Survivors bearing golden shovels break ground for the new Exclusion Departure Deck. (l-r): Reiko Kino Nishida, Lilly Kitamoto Kodama, Shinchi Tonooka, Yasuko Hayashida Mito, Tomi Hayashida Egashira, Junji Yukawa, Eiko Suyematsu Shibayama, Hisa Hayashida Matsudaira, Mystery Survivor, Frances Kitamoto Ikegami, Hiro Hayashida, Victor Takemoto, Kay Sakai Nakao.

Dedication of the Departure Deck

In March, 2021, the long-awaited Departure Deck was unveiled in a small ribbon-cutting ceremony in the shadow of COVID attended by many of the same survivors who attended the groundbreaking. For the first time, visitors are invited to share the view that 227 islanders saw on March 30, 1942 as they stepped onto the ferry dock, bringing only what they could carry to an unknown destination for an indeterminate length of time.

Dedication of Departure Deck Interpretive Artwork

In September, 2022, members of the community gathered to hear local dignitaries speak at the dedication of interpretive artwork created by artists Anna Brones and Luc Revel. Visitors appreciate the storytelling and symbolism embedded in the life-size weathered metal sculptures that depict the humanity of departing islanders and the inhumanity of their numbered tags. The installation is punctuated by an imposing gate designed by John Buday.

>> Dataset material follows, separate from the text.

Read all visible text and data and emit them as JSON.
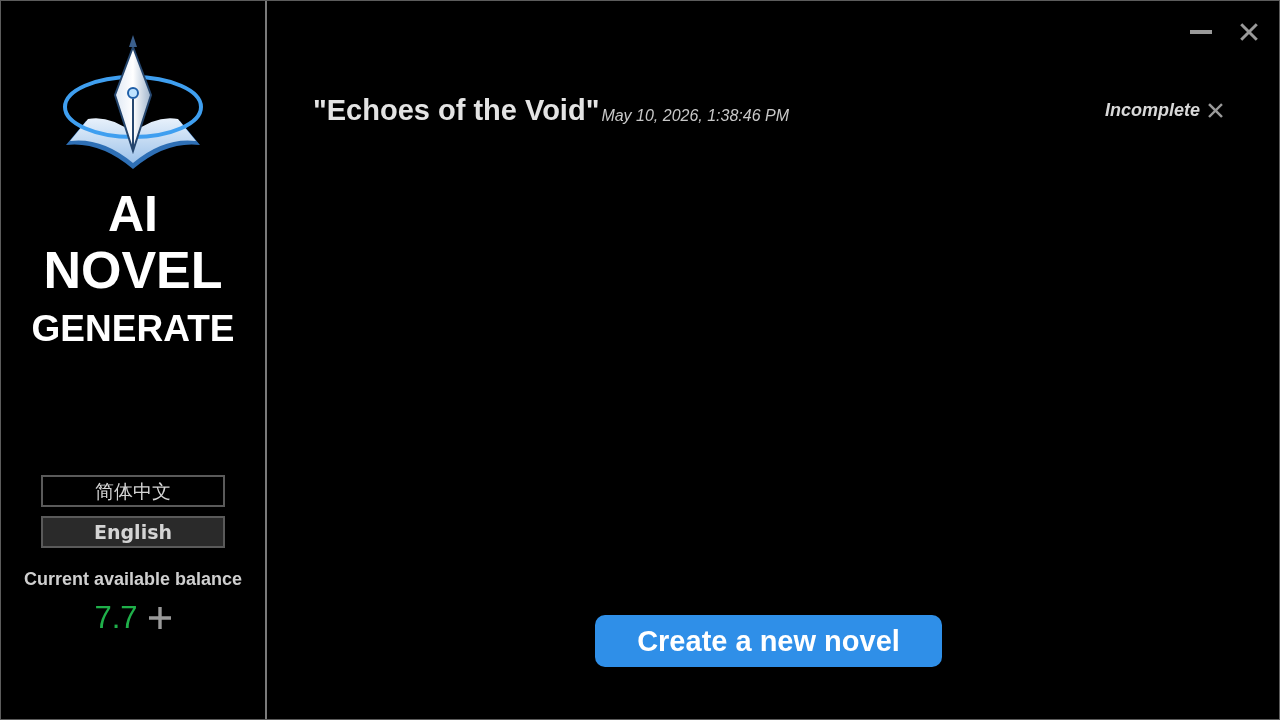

Fundraising for the Final Phase of the Memorial

The final planned phase of development for the Memorial, the Visitor Center, is in the process of design and engineering and will be submitted for permitting in the Fall of 2023. Significant funding has been secured through federal, state, and local government and private foundations and donors. A capital campaign is launching in the Fall.